It was the most enjoyable class I have ever taken. Wednesday afternoons in the Newpark School of Music. Ensemble class. You have three hours – now go and play. This particular Year of Wednesdays is a huge part of the reason why I am now playing music for a living. The excitement of writing new music with friends. The satisfaction of producing something good. And above all, the buzz of playing with others. Tutors would float from room to room and one day a young drum tutor called Seán came into our room. He asked us what we were working on – it was an original tune – and we played it for him. Now this tune had just been written, so there was no way he could have heard it before. It wasn’t straightforward (well we didn’t think so anyway), yet after Seán had heard it once, he asked our drummer if could play for a bit, and proceeded
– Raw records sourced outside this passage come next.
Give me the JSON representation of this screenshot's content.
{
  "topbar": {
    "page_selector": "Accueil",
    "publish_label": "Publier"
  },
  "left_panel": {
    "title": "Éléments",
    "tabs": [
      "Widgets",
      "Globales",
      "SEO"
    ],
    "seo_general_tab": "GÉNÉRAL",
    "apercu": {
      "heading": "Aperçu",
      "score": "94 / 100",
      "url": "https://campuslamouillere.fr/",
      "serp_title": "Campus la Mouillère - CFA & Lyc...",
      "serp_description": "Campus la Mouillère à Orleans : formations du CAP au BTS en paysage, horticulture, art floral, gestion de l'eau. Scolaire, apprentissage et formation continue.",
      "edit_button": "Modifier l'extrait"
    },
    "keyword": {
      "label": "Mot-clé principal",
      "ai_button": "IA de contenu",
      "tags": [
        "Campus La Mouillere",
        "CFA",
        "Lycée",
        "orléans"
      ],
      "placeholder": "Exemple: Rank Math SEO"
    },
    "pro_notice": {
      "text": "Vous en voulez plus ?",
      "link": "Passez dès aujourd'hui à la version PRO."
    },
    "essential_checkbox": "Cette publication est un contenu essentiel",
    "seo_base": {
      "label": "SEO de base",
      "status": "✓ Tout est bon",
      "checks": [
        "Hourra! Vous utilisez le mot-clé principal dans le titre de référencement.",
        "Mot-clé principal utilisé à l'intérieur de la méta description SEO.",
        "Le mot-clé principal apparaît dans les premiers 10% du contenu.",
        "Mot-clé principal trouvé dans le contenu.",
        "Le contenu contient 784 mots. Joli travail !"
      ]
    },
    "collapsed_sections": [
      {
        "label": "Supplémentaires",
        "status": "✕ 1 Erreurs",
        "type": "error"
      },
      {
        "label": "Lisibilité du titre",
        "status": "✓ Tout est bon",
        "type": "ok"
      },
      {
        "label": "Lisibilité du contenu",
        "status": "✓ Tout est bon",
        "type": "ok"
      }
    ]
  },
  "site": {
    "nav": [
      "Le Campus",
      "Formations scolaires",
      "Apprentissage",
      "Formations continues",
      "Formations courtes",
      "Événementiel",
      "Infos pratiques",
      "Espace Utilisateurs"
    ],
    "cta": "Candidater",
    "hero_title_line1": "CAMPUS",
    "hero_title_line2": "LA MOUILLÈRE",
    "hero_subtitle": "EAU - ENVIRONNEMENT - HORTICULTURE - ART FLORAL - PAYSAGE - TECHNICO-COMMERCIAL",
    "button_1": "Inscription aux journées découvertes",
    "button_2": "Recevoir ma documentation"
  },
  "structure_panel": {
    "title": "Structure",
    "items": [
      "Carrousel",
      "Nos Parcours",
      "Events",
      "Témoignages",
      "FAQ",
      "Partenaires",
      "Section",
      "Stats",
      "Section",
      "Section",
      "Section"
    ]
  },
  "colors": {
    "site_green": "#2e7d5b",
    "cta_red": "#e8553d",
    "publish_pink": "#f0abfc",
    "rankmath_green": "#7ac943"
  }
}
The Bingo Bus is the bus that brings you to Bingo. Well it used to be anyway. Is Ireland it has become one of those phrases used far more widely than it was originally intended to be. Usually in relation to some form of transport, sometimes driven by a man called Bingo, but mostly not! It has a ring to it though, and I used it as a title a few years ago when writing a song about the fictitious singer – Bingo from Belleek. But The Bingo Bus is heading for the Hawk’s Well Theatre this Friday. Driven by none other than the star of this video – Seamie O’Dowd, who will be joining me as an extra-special guest. It will be getting its first live outing for a while, and the last few tickets can be snapped up here.
A picture of a sunset is never as good as experiencing it live. Watching your favourite team score a last minute winner on television doesn’t compare to the feeling you get if you’re in the ground. And listening to recorded music is nice, but usually a lesser experience than being there for a good live performance of the same songs. The photo, the TV highlights of the game, the recorded track – they serve as good memories, good reminders of special moments. But the magic doesn’t really happens unless you’re there. “The spirit doesn’t track” – a wonderful phrase given to me by a new American friend this morning. So true. So get out and go.
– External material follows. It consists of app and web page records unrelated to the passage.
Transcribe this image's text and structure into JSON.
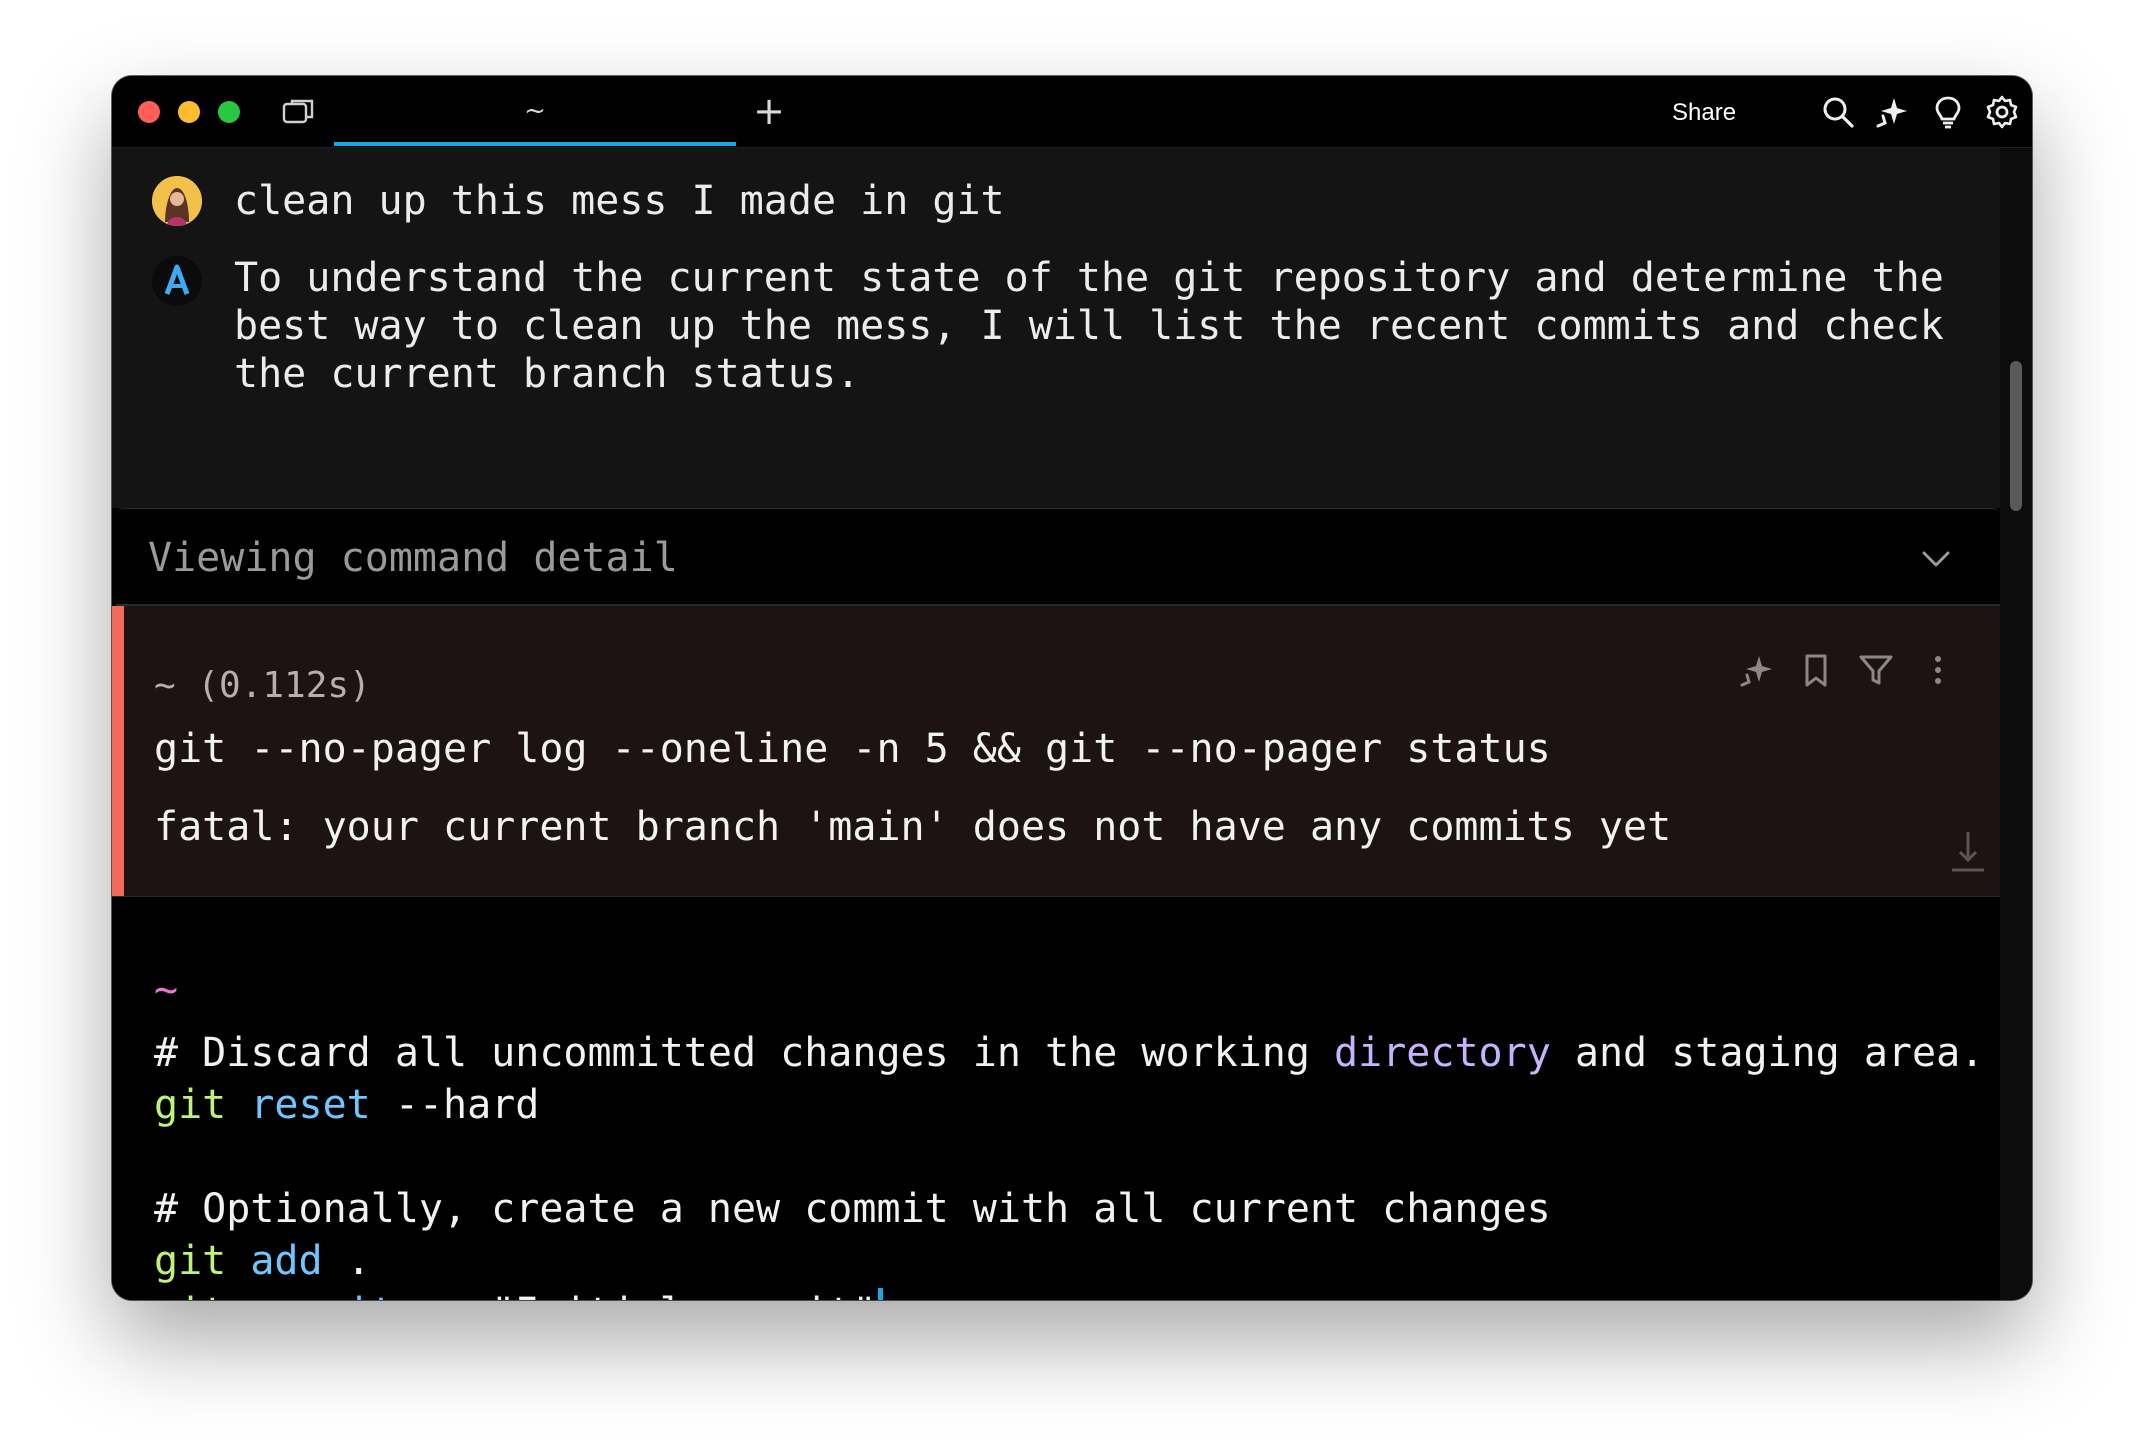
{
  "titlebar": {
    "tab_label": "~",
    "new_tab": "+",
    "share_label": "Share",
    "icons": [
      "panel-icon",
      "search-icon",
      "ai-sparkle-icon",
      "lightbulb-icon",
      "gear-icon"
    ]
  },
  "conversation": {
    "user_message": "clean up this mess I made in git",
    "agent_message": "To understand the current state of the git repository and determine the\nbest way to clean up the mess, I will list the recent commits and check\nthe current branch status."
  },
  "detail": {
    "title": "Viewing command detail"
  },
  "command_block": {
    "meta": "~ (0.112s)",
    "command": "git --no-pager log --oneline -n 5 && git --no-pager status",
    "output": "fatal: your current branch 'main' does not have any commits yet",
    "accent_color": "#f26a5a"
  },
  "editor": {
    "prompt": "~",
    "comment1_a": "# Discard all uncommitted changes in the working ",
    "comment1_dir": "directory",
    "comment1_b": " and staging area.",
    "line2_git": "git",
    "line2_sub": " reset",
    "line2_flag": " --hard",
    "comment2": "# Optionally, create a new commit with all current changes",
    "line4_git": "git",
    "line4_sub": " add",
    "line4_arg": " .",
    "line5_git": "git",
    "line5_sub": " commit",
    "line5_arg": " -m \"Initial commit\""
  },
  "colors": {
    "accent_tab": "#1aa7e6",
    "prompt": "#f072d8",
    "git_keyword": "#bff27a",
    "subcommand": "#6fc7ff"
  }
}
When communicating with someone there are many levels of possible engagement. From checking your phone while the conversation is ongoing all the way along the spectrum to making the other person feel that you are living their story as if it was your own. Somewhere in there, closer to the second example than the first, is asking a good question, an appropriate question, a challenging question, the right question. When you do this, it proves to the speaker that not only are you listening to them, but you are also reflecting on what they are saying in real time and asking questions based on not only what you are hearing but also on where you feel the conversation might need go to next. It’s why Gay Byrne was such a great interviewer and broadcaster. It’s why Prince Andrew was in the news this weekend. And it’s what sometimes separates a good musician from a great one. The ability to stick
Today’s blog features a nice memory from the launch concert for my first album. 6 years and 1 day ago today. I don’t think I have ever felt as much warmth from an audience as I did at the end of this particular performance. Thankyou to everyone who was there…and here’s to more moments like that this coming Friday.